Email is a great medium for connecting with leads and customers. But when your list becomes bloated with bad addresses and inactive subscribers, it’s time to clean house.

Otherwise, you’re merely sending messages to bots and people who don’t want to hear from you, and you’re also damaging your engagement rates and deliverability rates, making it harder for you to reach the subscribers who do want to hear from you.

You’re even risking getting blocked and blacklisted.

So let’s look at the four types of offending addresses and how to deal with each of them effectively.

1. Invalid Email Addresses

Invalid addresses are unmailable: They don’t match any existing email accounts. You end up with them because sometimes people submit their contact information with typos. Others purposefully enter fake email addresses because they’re annoyed that they have to provide one to access a site, and they’ll give addresses such as “” or “” to avoid unwanted emails.
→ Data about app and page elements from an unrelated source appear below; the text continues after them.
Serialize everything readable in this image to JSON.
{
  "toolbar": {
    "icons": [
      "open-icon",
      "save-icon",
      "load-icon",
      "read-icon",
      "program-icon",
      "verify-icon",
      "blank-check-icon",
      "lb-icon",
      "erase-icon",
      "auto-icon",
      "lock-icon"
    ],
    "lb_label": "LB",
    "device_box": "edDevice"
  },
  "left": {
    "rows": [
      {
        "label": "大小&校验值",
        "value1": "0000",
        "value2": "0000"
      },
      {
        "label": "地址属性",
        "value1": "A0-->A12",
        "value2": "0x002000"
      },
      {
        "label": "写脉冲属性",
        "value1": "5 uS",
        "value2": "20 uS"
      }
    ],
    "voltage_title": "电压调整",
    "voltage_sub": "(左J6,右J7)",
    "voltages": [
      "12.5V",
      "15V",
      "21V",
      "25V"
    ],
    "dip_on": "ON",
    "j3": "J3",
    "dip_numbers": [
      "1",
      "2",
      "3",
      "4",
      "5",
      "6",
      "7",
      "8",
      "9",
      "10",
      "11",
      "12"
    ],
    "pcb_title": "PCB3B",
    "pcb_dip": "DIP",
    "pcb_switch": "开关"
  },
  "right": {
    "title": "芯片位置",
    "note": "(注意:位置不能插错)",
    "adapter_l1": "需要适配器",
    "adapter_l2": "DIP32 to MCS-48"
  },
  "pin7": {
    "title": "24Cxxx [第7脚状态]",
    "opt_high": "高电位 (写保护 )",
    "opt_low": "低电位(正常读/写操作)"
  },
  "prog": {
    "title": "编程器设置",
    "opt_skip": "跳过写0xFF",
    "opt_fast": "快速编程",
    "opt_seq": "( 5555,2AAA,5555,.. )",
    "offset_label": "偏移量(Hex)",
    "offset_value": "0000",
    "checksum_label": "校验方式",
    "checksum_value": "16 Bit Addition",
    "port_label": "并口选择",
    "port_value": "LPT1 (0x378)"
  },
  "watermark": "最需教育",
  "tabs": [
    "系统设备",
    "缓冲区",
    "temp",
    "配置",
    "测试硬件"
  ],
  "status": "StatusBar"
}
As clever as that tactic may be, it results in hard bounces for marketers who send messages to those fake addresses. Inbox providers monitor what percentage of a sender’s email addresses hard-bounce, and if the number goes above 2% or so, they can block or junk the sender’s messages.

Consider using an email validation service, and ensure your email service provider is immediately removing any of your addresses that hard-bounce.

Scrutinize any acquisition sources that produce a lot of problematic addresses. For instance, addresses collected via pen and paper often hard-bounce because of transcription errors, so consider using tablets to collect signups to reduce those mistakes.

2. Spam Traps

All spam traps pose risks to marketers, but the most harmful are pristine spam traps—email addresses created by inbox providers and blacklisting organizations to identify spammers. Inbox providers hide those addresses on Web pages; the addresses then get picked up by spammers who use harvesting software to scrape the data.

Because the addresses never circulate legitimately, inbox providers and blacklisting groups know that any sender who sends emails to these accounts either harvested the information or bought email lists from someone who did.

In some cases, having just one spam trap on your email list is enough to get you blocked or blacklisted.

Unfortunately, spam traps are difficult to combat because they look just like…